Indeed, if, for the German-Jewish sociologist Norbert Elias, becoming “civilized” in Western society meant learning to repress one’s bodily functions, then the deli was a place to flout the standards of polite behavior in a safe space that was largely, if not exclusively, populated by other Jews. Other ethnic groups had their own particular, similarly indispensable gathering places: Irish pubs, Italian social clubs, and black barbershops (or beauty parlors).
But the Jewish deli was different in two senses: It was oriented around bodily pleasure, and it was dedicated to an extravagant form of visual display. (Little wonder that the most notorious deli scene in pop culture, from Rob Reiner’s 1989 rom com, When Harry Met Sally, involves a histrionic exhibition of a normally very private moment of pleasure.) Particularly in the glitzy, glamorous kosher-style delis in and around Times Square, Jews—mostly male—showed off to each other how much meat they could commandeer and eat.

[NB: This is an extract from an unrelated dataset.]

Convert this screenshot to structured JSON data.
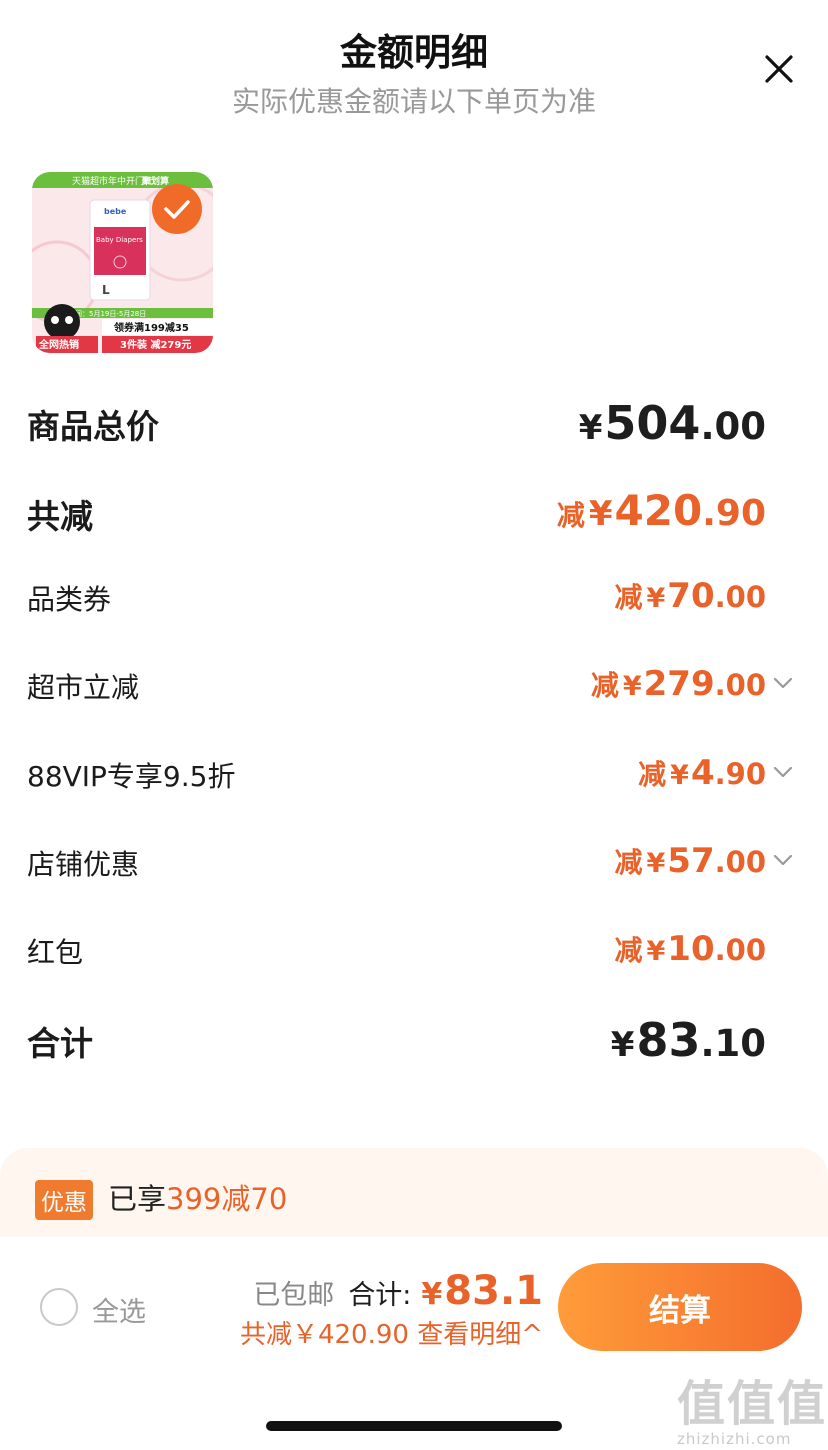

Served in an entertaining fashion by sneering, wise-cracking waiters (“Is anything OK?” they demanded, sarcastically), who were frequently failed performers on the vaudeville, Yiddish, or Broadway stage, the overstuffed sandwich—one of the first types of fast food in the metropolis—was elevated into a towering, skyscraper sign of affluence, a multi-layered symbol of the American Dream.
Before long, however, deli meats were demonized for having too much fat, cholesterol, and sodium to fit into the diet of upwardly mobile Jews. As they spread to the suburbs after World War II—and sought to join the country clubs that went with them—Jews reshaped their bodies according to prevailing notions of fitness and beauty, and revamped their diets to embrace more “exotic” fare like Chinese food. The deli inevitably lost its purchase on American Jewish identity.
Yet the gestalt of the deli lives on in myriad ways in our culture, from the Borscht Belt, schticky humor of Billy Crystal and Mel Brooks (“Got pastrami?” Brooks quips as his tagline on Sirius XM radio) to Subway’s brash “Big Hot” pastrami sandwiches. Political pundit Bill Maher tweeted that the recent Democratic debate between Hillary Clinton and Bernie Sanders was “gonna be like an elderly Jewish couple arguing in the deli.”
Furthermore, while greatly diminished in number, Jewish delis are not yet extinct, nor have they evolved. Walk into Brent’s in L.A.’s Northridge neighborhood, Manny’s on Chicago’s Jefferson Street, or Katz’s on New York’s Houston Street and you’re transported back into an era when the deli still functioned as a stark counterpoint to the rest of society, a place where courteousness and gentility were ejected in favor of relaxation and ribald humor.
The irony is that few of the patrons eating in these delis are Jewish; they are Asian-American, Latino, African-American, you name it. So, rather than Jews paying tribute to a tradition that they have long ago transcended, non-Jews are—as, ironically, Jews did with Chinese food—adopting aspects of a once-vibrant ethnic heritage and incorporating it into their own unfolding experience of urban life.
Indeed, a potato knish by any other pronunciation tastes as good, especially if you slather it, as my grandparents did, with thick and spicy mustard—a three-dimensional edible canvas ripe for painting and repainting however you like before stuffing it swiftly and unceremoniously down the hatch.
Ted Merwin teaches religion and Judaic studies at Dickinson College in Carlisle, Pennsylvania; he also writes about theater and dance for the New York Jewish Week. He is the author of Pastrami on Rye: An Overstuffed History of the Jewish Deli.
Primary editor: Sarah Rothbard. Secondary editor: Jia-Rui Cook.
*Lead photo courtesy of Marlene Katz Padover and Marvin Padover. Interior photos courtesy of Ted Merwin and Paul Lewis.